__Exercise__
Taking the data below line by line, count those that include the word "this" and report the number alone.

__Input data__
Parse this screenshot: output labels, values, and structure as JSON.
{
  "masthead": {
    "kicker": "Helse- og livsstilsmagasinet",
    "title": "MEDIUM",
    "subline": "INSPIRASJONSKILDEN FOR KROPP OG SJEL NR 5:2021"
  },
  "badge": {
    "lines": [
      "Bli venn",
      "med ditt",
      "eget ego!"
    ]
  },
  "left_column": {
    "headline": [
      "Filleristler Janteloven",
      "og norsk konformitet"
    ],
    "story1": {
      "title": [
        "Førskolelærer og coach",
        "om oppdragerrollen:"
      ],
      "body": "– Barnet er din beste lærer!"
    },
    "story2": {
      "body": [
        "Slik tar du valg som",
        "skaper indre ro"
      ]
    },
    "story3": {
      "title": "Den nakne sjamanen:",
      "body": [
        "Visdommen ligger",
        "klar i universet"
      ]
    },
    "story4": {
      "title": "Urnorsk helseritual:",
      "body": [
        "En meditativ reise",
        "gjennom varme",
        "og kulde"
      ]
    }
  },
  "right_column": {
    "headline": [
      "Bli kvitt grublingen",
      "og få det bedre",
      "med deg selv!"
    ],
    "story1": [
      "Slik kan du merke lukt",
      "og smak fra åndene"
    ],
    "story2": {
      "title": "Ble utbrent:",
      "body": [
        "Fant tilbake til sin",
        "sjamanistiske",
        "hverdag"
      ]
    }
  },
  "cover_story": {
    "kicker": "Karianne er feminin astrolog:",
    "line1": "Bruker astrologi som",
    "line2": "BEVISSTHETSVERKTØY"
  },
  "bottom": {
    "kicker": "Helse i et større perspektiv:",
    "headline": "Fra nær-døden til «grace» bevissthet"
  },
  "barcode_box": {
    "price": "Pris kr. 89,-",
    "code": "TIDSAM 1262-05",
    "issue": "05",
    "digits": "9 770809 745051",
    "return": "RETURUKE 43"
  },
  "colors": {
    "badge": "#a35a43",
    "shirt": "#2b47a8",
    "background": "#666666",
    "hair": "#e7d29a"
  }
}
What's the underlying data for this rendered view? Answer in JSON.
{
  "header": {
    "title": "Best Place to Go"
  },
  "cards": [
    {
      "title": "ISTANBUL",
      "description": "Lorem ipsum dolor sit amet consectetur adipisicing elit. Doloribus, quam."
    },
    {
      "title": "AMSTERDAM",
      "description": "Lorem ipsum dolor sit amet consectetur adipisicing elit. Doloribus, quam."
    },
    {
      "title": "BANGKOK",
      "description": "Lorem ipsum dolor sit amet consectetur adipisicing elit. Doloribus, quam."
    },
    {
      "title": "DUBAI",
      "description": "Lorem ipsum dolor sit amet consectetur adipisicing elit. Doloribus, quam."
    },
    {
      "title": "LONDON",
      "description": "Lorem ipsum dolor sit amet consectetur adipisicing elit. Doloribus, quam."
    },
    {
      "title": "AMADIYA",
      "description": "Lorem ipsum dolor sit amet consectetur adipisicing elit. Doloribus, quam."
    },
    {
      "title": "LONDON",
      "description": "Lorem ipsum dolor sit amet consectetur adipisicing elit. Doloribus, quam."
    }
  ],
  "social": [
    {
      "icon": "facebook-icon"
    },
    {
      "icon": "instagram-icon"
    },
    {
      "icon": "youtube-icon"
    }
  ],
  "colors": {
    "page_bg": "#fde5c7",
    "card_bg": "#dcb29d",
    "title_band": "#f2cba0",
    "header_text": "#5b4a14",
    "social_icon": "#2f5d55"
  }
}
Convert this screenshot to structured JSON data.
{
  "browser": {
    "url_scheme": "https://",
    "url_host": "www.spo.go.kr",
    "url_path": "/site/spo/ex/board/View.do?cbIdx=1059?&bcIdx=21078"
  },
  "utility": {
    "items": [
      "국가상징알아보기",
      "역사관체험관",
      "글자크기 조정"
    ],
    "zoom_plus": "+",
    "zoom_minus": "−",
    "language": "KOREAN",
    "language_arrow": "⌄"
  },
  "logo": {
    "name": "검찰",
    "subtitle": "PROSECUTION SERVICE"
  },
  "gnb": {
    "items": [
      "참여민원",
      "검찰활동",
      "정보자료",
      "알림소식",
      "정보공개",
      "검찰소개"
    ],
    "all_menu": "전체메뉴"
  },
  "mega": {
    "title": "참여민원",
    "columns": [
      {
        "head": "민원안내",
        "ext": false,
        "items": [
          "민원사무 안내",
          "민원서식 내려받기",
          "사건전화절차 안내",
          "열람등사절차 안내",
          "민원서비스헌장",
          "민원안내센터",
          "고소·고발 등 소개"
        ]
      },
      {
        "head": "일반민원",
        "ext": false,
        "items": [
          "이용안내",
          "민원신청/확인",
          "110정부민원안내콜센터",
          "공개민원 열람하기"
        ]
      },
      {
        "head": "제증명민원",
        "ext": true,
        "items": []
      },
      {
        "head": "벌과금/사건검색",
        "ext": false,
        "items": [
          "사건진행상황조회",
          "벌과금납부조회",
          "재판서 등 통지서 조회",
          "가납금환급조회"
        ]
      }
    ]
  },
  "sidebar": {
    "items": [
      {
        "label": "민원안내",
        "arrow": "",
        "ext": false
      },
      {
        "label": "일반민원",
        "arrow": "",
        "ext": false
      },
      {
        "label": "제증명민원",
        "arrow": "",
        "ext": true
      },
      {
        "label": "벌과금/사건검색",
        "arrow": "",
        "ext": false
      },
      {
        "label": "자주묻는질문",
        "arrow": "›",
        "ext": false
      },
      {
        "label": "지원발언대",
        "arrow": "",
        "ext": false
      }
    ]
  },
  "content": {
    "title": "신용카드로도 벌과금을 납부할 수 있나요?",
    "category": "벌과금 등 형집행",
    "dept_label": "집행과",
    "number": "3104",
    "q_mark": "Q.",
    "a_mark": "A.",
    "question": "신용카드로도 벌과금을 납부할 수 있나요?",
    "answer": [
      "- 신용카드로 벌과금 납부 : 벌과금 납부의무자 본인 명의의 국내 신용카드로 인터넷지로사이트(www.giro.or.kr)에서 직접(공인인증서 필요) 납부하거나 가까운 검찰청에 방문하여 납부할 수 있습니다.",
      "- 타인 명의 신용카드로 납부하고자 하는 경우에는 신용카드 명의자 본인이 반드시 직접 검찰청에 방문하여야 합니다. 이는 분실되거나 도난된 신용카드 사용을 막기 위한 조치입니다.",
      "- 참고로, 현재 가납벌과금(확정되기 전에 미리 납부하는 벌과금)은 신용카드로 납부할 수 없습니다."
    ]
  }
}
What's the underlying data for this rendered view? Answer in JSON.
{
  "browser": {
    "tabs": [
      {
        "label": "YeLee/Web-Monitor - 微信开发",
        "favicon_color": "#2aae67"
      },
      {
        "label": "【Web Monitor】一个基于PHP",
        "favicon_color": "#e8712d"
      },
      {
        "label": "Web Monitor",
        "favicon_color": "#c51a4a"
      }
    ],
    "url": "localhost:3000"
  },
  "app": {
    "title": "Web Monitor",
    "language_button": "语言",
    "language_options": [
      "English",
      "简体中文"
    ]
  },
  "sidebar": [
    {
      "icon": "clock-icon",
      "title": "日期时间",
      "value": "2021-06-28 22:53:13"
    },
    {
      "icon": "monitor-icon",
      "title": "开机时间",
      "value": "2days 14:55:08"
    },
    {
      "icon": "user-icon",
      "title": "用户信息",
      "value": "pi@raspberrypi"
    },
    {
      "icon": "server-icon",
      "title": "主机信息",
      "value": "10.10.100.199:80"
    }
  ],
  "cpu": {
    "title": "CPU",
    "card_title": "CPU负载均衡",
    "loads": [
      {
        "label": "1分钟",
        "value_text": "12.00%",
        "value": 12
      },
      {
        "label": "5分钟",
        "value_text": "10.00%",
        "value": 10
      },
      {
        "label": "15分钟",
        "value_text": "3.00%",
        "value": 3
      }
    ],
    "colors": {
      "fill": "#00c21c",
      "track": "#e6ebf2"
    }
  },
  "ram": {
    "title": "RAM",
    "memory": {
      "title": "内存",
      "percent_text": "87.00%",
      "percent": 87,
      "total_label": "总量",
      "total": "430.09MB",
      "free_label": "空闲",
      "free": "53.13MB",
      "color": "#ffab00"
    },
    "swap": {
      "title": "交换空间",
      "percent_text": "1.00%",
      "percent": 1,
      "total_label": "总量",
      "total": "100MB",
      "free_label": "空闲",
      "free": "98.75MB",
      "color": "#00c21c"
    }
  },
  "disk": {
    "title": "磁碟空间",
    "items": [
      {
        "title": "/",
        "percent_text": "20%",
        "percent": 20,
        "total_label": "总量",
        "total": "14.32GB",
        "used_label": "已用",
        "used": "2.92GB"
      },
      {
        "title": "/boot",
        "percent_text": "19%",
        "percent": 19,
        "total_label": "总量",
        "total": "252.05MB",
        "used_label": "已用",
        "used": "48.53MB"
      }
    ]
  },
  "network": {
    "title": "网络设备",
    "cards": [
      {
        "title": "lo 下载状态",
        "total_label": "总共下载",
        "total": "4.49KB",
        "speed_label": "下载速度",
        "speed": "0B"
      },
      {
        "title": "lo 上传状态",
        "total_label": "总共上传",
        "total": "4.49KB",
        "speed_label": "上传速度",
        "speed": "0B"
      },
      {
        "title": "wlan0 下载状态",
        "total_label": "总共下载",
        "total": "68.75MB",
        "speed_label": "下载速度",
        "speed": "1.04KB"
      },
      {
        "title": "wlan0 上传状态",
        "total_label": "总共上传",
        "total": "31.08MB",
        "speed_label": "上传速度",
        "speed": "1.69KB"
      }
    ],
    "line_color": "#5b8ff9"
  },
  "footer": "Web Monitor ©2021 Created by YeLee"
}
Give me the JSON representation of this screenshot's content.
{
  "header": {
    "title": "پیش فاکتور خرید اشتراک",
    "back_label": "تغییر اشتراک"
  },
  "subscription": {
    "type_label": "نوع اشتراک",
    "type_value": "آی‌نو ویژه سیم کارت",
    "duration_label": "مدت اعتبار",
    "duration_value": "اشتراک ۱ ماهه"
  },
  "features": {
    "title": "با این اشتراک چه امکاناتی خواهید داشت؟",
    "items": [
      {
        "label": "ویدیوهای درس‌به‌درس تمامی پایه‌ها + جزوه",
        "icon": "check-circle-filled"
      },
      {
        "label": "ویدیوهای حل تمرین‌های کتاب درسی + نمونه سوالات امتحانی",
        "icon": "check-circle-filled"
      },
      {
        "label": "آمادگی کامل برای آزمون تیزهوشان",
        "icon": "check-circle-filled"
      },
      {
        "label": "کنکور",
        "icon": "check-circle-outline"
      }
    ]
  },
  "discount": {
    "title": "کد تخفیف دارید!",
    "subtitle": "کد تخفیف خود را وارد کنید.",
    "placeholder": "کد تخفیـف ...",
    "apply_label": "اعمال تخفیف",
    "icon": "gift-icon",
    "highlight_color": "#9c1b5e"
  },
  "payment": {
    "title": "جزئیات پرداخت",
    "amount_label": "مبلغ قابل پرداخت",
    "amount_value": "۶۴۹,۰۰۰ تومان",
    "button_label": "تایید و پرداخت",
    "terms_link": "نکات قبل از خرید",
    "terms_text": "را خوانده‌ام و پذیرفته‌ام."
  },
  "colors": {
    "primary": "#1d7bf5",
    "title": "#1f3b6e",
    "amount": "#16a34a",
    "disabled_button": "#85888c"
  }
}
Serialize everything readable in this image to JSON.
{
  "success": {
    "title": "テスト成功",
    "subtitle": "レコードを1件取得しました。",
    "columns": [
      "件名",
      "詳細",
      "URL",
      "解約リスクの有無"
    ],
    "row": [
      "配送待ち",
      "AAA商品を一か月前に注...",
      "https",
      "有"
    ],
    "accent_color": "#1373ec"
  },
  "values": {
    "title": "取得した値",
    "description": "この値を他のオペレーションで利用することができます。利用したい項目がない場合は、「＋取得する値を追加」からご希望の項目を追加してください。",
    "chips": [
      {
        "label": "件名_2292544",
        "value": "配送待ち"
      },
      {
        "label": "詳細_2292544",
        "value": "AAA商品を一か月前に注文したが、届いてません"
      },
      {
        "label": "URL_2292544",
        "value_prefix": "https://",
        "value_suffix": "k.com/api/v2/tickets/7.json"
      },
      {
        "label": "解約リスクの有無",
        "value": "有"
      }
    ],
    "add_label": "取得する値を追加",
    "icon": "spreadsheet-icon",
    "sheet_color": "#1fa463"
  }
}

__Response to the task__
6